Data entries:
----
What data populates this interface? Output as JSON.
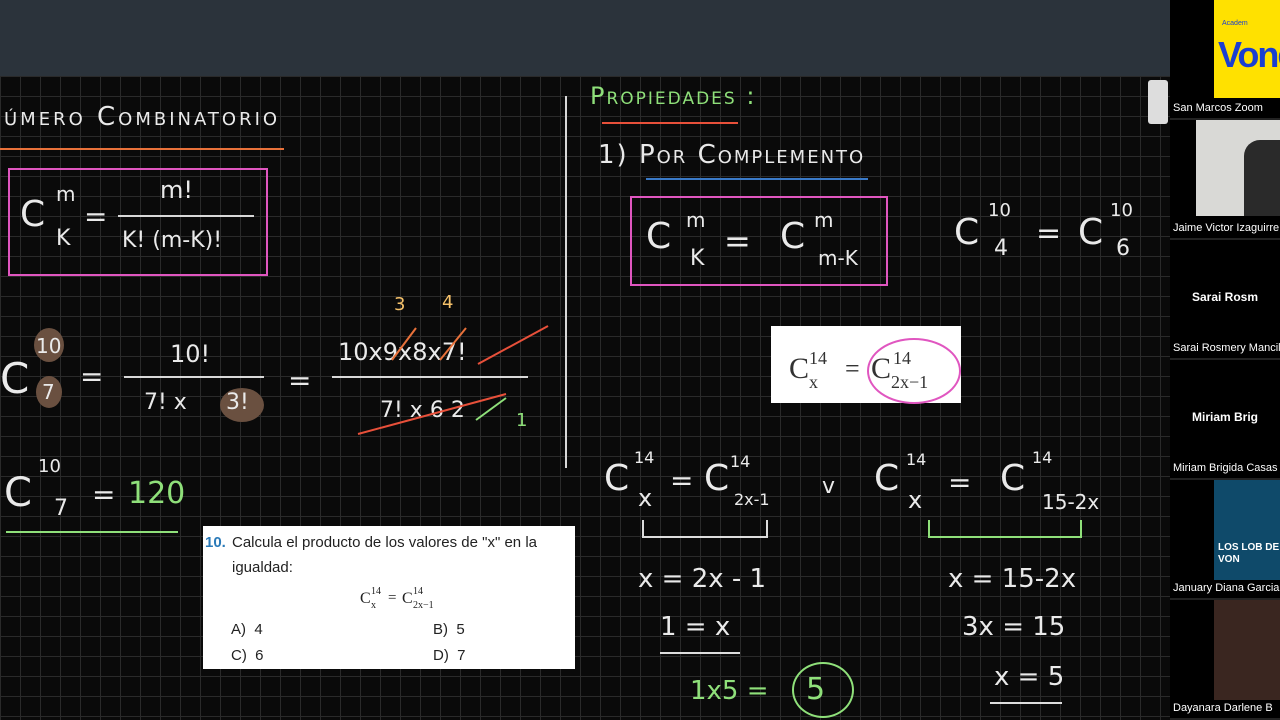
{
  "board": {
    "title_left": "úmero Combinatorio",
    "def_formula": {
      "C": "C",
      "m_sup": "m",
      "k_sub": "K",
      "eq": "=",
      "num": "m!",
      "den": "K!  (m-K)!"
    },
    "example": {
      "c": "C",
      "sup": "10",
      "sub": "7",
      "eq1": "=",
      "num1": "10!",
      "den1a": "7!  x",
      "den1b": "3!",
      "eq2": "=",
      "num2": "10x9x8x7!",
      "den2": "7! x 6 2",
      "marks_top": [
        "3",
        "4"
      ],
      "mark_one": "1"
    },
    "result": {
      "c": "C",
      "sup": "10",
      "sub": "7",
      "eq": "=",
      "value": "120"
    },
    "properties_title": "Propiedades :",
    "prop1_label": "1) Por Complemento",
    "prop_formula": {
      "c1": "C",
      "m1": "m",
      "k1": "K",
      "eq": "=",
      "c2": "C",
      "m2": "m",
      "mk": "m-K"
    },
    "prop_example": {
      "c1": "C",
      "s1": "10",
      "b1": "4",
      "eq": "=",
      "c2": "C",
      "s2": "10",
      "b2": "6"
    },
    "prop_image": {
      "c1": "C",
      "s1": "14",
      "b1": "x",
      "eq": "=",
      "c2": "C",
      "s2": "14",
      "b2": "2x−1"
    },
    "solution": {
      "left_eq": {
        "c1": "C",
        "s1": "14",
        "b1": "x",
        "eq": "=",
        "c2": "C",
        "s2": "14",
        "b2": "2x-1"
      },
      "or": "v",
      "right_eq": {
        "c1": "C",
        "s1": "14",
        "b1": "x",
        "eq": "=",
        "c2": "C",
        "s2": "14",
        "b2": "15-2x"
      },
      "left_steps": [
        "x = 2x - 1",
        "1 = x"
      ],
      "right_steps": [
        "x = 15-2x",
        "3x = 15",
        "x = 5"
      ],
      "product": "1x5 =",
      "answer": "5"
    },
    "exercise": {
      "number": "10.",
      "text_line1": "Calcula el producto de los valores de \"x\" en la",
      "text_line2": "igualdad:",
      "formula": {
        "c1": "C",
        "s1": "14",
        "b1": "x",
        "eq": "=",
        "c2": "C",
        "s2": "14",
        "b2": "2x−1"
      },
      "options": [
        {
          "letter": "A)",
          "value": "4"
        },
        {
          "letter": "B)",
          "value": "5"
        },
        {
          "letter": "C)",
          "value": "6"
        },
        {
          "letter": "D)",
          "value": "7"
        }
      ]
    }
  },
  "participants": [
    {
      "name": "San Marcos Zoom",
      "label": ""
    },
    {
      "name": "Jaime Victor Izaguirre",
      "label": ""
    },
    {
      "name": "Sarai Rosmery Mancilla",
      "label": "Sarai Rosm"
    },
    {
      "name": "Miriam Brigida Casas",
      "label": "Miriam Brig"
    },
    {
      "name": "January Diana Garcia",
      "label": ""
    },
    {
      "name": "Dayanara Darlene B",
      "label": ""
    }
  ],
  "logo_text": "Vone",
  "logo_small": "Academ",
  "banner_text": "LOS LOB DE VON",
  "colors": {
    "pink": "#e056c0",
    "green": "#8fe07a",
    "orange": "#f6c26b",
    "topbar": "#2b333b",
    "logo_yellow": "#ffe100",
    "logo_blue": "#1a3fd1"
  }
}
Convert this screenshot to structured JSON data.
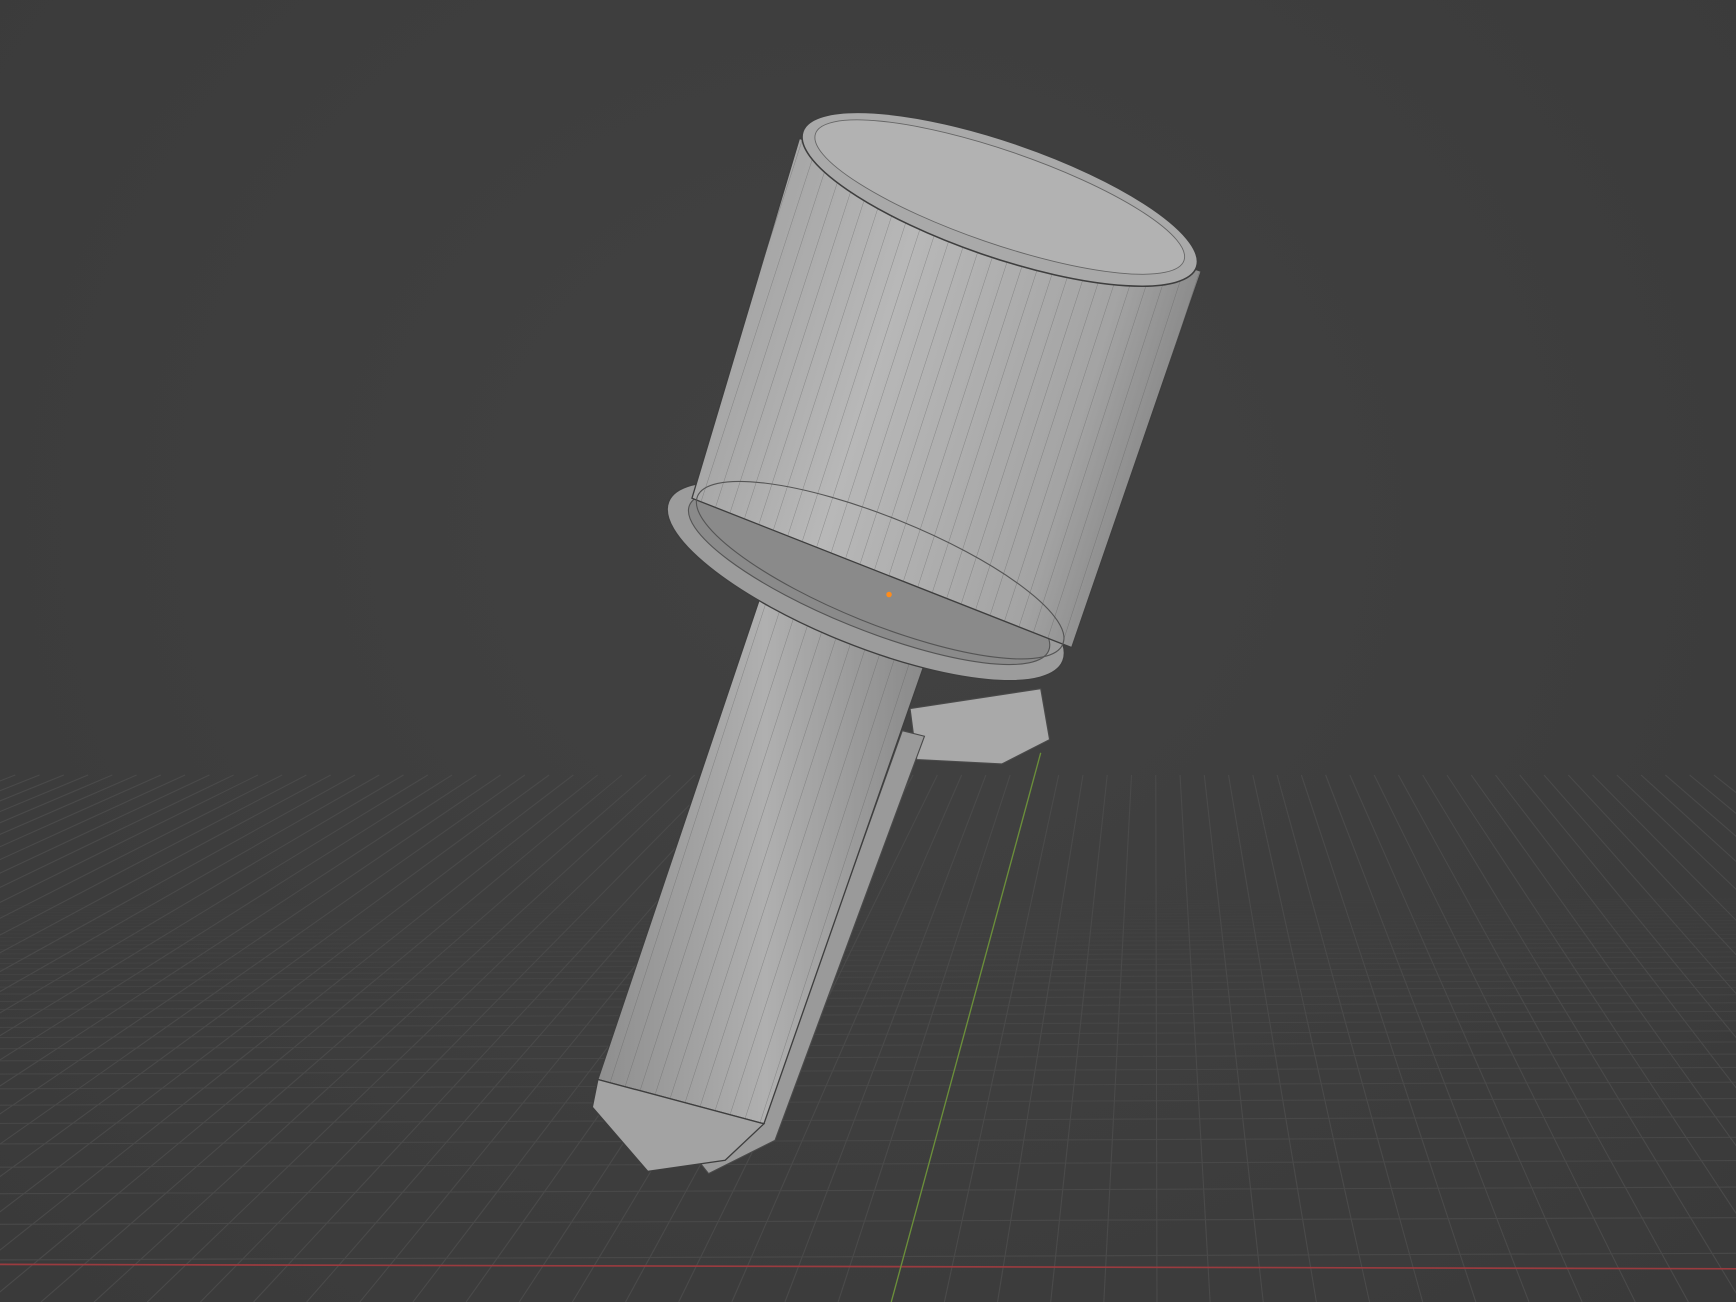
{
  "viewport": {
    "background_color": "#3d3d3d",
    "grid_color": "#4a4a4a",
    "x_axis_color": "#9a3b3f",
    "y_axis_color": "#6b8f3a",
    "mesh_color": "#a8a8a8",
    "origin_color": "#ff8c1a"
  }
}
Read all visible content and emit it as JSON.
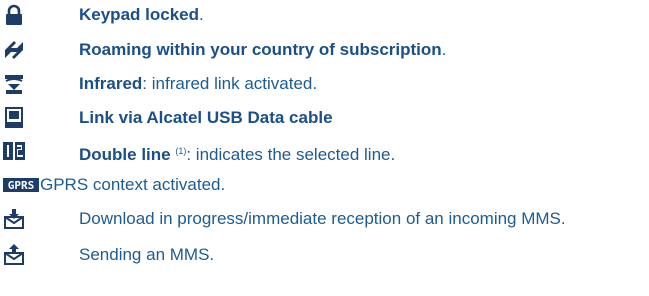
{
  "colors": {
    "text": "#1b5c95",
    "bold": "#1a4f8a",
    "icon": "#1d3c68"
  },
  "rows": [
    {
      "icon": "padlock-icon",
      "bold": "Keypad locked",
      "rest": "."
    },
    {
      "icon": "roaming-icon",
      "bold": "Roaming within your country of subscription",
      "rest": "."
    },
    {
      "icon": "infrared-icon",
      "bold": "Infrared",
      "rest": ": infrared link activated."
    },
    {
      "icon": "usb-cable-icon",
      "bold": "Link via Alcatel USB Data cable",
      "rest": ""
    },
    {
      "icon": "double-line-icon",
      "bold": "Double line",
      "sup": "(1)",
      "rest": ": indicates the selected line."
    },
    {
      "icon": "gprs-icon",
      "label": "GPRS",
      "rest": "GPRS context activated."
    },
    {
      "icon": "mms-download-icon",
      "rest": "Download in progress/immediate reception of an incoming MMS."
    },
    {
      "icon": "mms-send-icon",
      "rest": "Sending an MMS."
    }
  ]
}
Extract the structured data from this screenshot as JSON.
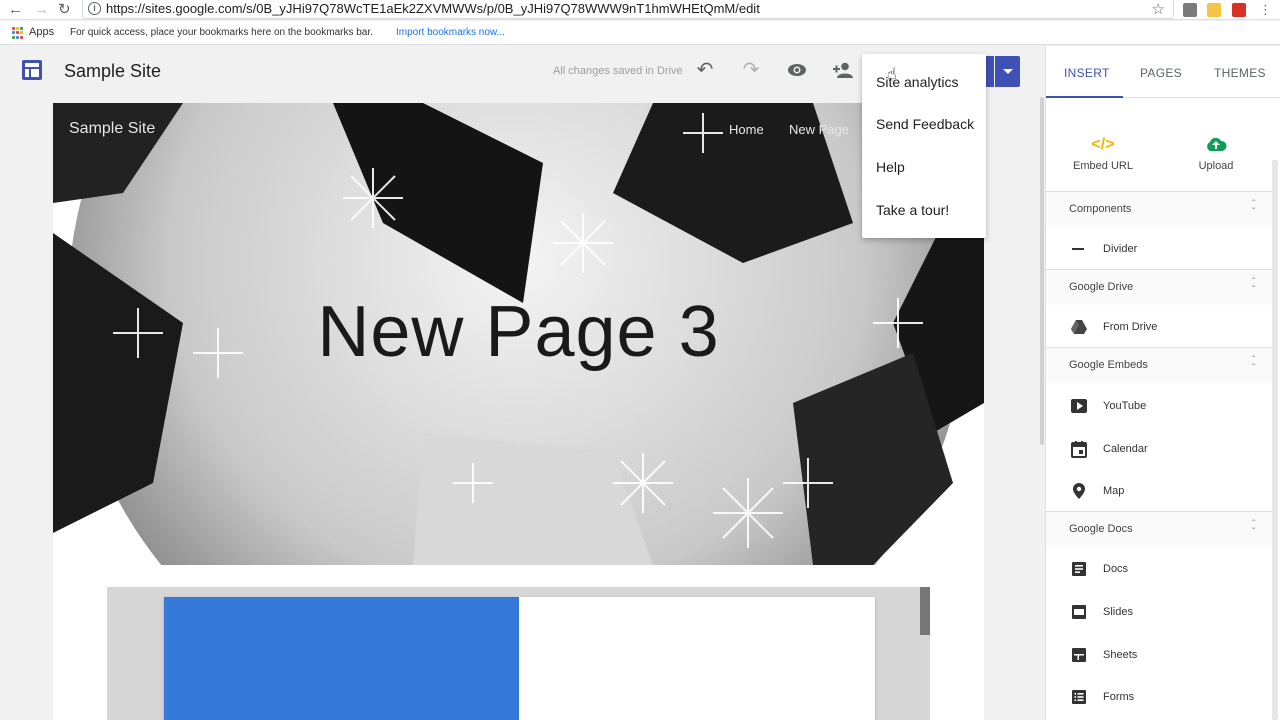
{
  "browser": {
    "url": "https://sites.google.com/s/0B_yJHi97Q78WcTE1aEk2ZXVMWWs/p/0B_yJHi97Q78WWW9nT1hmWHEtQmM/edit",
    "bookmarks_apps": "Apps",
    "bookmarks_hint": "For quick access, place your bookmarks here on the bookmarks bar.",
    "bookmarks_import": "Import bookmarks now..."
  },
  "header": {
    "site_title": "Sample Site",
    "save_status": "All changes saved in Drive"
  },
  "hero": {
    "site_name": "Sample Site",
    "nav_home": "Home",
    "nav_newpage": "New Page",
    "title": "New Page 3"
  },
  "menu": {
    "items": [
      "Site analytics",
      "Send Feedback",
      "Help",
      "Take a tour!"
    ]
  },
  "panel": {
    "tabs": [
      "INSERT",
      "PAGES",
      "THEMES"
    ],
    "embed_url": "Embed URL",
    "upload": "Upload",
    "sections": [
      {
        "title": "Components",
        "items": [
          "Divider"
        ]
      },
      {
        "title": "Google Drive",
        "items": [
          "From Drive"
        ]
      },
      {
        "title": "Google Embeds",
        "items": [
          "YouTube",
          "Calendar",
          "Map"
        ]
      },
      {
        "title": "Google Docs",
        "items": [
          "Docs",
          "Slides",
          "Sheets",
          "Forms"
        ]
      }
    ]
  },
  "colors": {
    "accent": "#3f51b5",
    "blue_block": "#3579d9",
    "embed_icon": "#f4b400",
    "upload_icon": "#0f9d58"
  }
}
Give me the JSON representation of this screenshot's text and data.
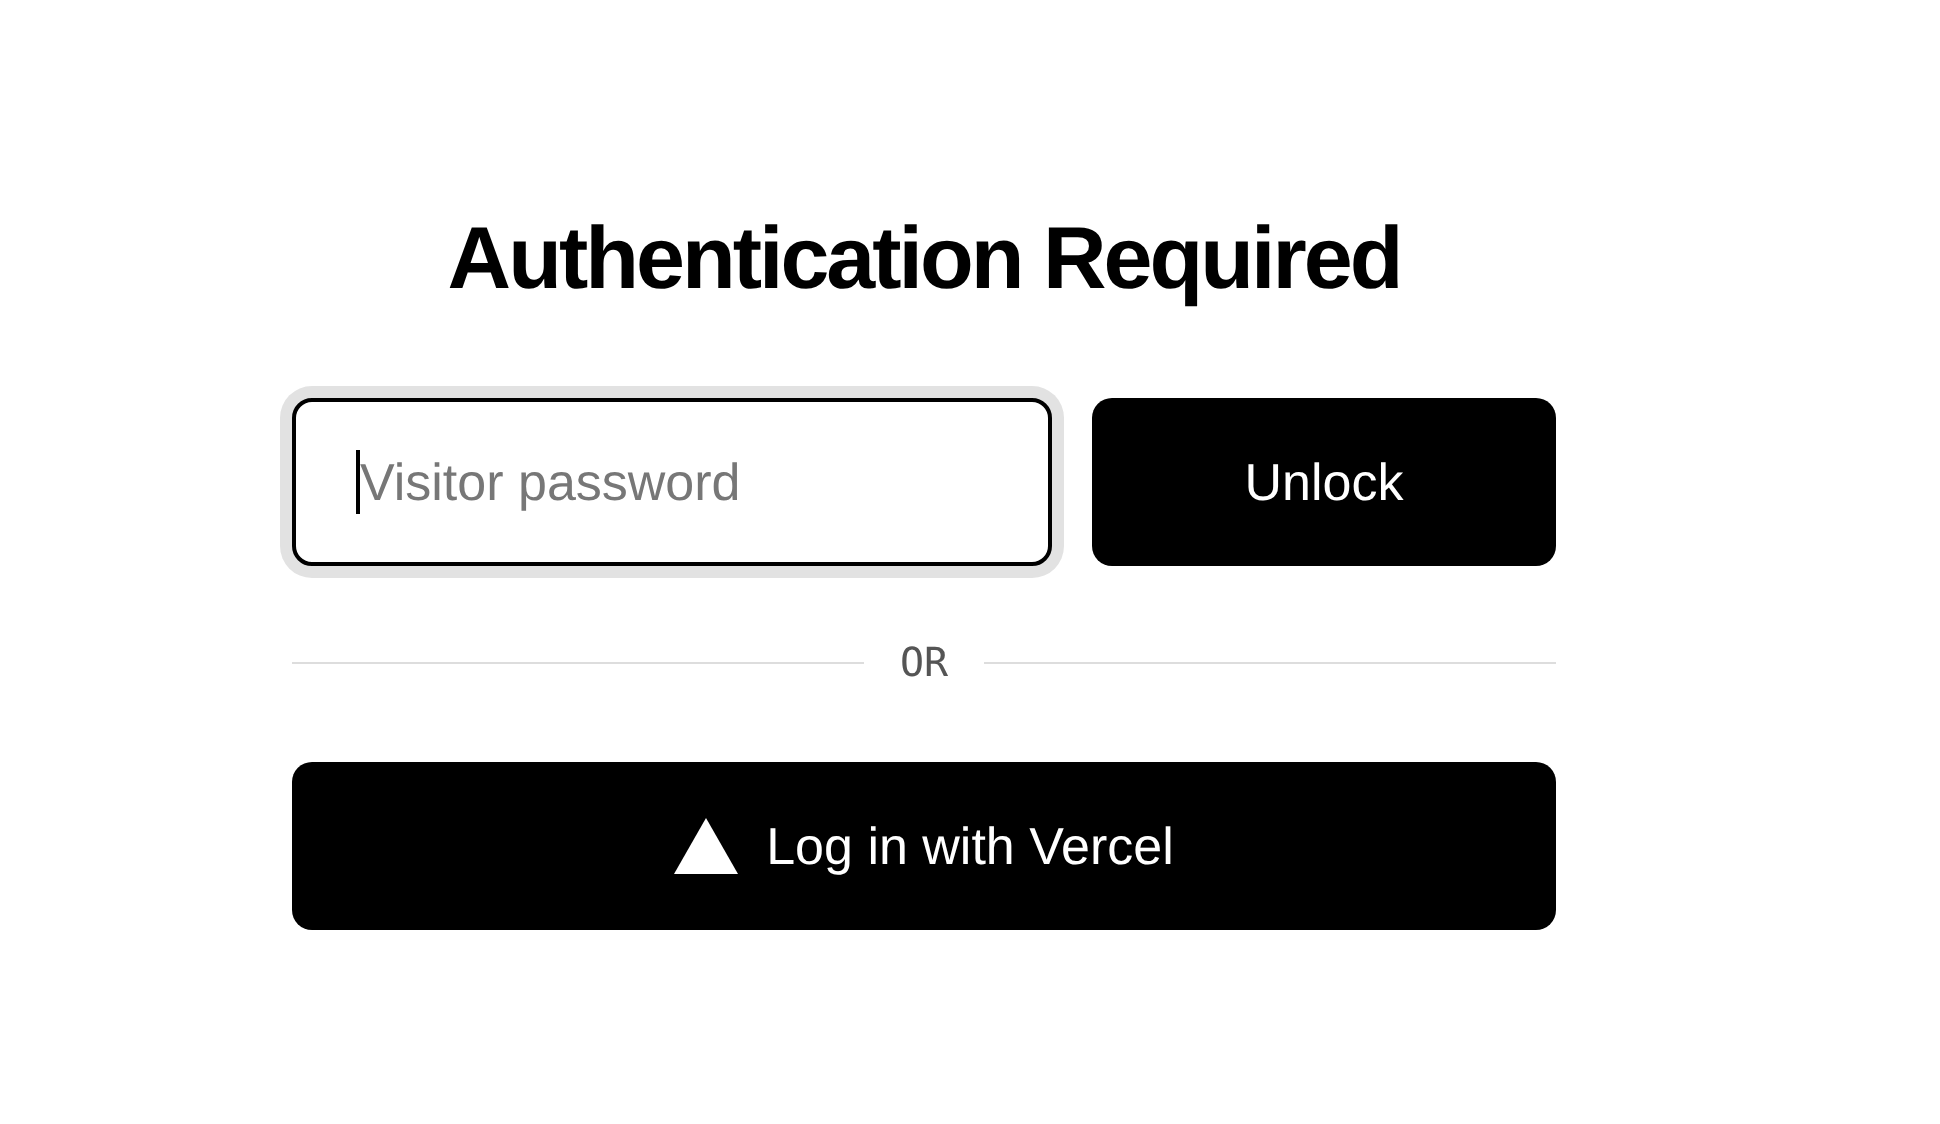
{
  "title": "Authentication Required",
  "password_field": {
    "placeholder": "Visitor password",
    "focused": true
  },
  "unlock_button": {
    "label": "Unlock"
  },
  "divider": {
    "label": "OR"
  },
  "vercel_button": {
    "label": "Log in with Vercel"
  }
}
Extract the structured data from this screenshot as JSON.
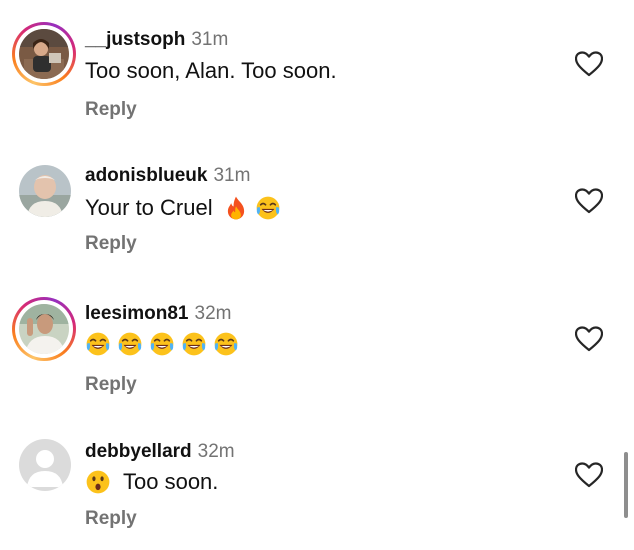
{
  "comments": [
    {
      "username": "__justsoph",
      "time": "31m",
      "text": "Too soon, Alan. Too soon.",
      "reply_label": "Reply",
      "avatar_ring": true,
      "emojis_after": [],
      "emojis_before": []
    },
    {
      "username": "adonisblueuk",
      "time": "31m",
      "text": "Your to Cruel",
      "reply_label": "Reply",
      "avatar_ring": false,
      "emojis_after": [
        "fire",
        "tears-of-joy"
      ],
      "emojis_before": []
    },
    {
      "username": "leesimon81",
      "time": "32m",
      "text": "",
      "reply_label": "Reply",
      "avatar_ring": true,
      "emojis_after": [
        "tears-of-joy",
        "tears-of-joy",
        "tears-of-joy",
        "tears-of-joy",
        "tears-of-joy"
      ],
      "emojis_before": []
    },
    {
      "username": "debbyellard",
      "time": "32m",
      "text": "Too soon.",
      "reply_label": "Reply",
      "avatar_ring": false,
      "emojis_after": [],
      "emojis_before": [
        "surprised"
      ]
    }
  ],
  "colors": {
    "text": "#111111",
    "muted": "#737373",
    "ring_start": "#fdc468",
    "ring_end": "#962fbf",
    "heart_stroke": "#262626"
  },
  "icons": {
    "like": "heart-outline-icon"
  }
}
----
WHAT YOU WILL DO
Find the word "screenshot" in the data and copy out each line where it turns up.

WRITTEN RESPONSE
Convert this screenshot to structured JSON data.
Extract the structured data from this screenshot as JSON.
Give me the JSON representation of this screenshot's text and data.
Extract the structured data from this screenshot as JSON.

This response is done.